While people are taught not to judge a book by its cover, much can be said about a company based on the appearance of its office or building. Do the offices look immaculate? Are the elevator and air conditioning systems working properly? If the answer to these questions is yes, then this tells existing and prospective clients that the company is reliable and in good standing. On the other hand, if the building looks run-down and untidy, with facilities breaking down often, the company or companies occupying the building will seem shady and unprofessional.
Building maintenance is, therefore, a crucial part of every business, something that should be given as much attention and budget as any other aspect of running an enterprise. Companies can handle this part of the business by themselves, from hiring building caretakers to choosing between a ride-on and a walk-behind power sweeper. They could also opt to outsource their office or building maintenance to a third party, so they can focus their time and energy on other important business matters.
Whatever route a company takes, the following building maintenance programs should be part of the overall business plan and budget projections.
1. Preventive maintenance
Every building should have a preventive or planned maintenance in place, where every possible maintenance activities for different building component, equipment, and facilities are outlined. This way, the budget can already be allocated in advance, especially for equipment that is already beyond the warranty period. A calendar with all the scheduled maintenance can be kept, along with the contact information of the focal persons who can help. The user manual of all tools and equipment should also be kept in a safe place for easy access and reference.
Part of every preventive maintenance plan is regular inspection of all building components and equipment. This is how companies identify which items need to be fixed right away and which ones need to be replaced. When done diligently and properly, preventive maintenance can prolong the life of the equipment and the whole facility. It can also help the company save time and money.
2. Corrective maintenance
When there is no proper preventive maintenance in place, corrective maintenance happens regularly wherein a piece of equipment, a tool, or a component of a building such as its plumbing system becomes damaged. Repairing the broken items as soon as possible can often do the trick, but there are times when the damage calls for a replacement or a complete overhaul. The latter can be very costly, which is why having a preventive maintenance plan and following it religiously is important.
3. Emergency maintenance
A maintenance plan should also make room for unforeseen damages that can occur in any part of the building, its facilities, or equipment. These unexpected impairments need to be fixed immediately. Putting them off until the next routine maintenance schedule is not an option since the damage can hamper business operations, or cause more problems along the away.

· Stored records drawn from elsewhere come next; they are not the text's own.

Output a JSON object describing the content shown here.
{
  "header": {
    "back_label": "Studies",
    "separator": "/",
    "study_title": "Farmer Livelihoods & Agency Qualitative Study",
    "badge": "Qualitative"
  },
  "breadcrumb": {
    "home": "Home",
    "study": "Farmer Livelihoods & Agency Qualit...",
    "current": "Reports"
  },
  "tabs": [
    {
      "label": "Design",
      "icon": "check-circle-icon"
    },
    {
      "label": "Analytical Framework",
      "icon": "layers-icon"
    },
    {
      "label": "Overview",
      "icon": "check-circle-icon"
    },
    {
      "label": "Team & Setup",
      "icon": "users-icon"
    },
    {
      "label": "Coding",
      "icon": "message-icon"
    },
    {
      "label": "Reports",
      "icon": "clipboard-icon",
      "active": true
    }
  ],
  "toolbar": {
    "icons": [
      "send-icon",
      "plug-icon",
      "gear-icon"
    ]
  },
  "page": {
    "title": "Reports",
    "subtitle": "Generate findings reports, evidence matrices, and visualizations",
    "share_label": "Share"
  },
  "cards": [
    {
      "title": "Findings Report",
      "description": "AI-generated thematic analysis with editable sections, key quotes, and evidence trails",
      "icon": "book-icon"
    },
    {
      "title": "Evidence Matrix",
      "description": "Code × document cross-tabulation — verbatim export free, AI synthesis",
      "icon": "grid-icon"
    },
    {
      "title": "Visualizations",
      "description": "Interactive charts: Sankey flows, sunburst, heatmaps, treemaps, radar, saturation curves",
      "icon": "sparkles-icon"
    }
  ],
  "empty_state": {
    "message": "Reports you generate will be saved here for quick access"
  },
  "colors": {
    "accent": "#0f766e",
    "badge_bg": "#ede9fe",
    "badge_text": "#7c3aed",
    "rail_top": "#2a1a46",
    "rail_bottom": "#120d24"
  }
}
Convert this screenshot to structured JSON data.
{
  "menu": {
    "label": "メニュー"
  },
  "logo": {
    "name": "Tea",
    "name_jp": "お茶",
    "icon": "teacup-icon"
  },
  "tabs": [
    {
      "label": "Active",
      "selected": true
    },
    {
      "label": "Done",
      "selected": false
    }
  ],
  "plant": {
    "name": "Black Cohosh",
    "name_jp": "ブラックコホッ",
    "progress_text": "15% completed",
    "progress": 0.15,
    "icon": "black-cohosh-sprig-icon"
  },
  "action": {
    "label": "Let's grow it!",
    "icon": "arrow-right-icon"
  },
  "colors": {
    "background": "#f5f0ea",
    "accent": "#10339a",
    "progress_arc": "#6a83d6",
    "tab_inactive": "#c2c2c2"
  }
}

Maintenance, of course, is not only limited to ensuring that the components and equipment within a building are working properly. It also involves taking care of the building’s appearance and cleanliness. Each part of the building, from the ceiling and walls to the floor, doors, and windows, must be cleaned regularly and thoroughly. Any damage should be repaired immediately, especially when it is visible to outsiders, and these activities should be part of the overall building maintenance plan. Remember that a building’s appearance is a reflection of the company that is taking shelter in it.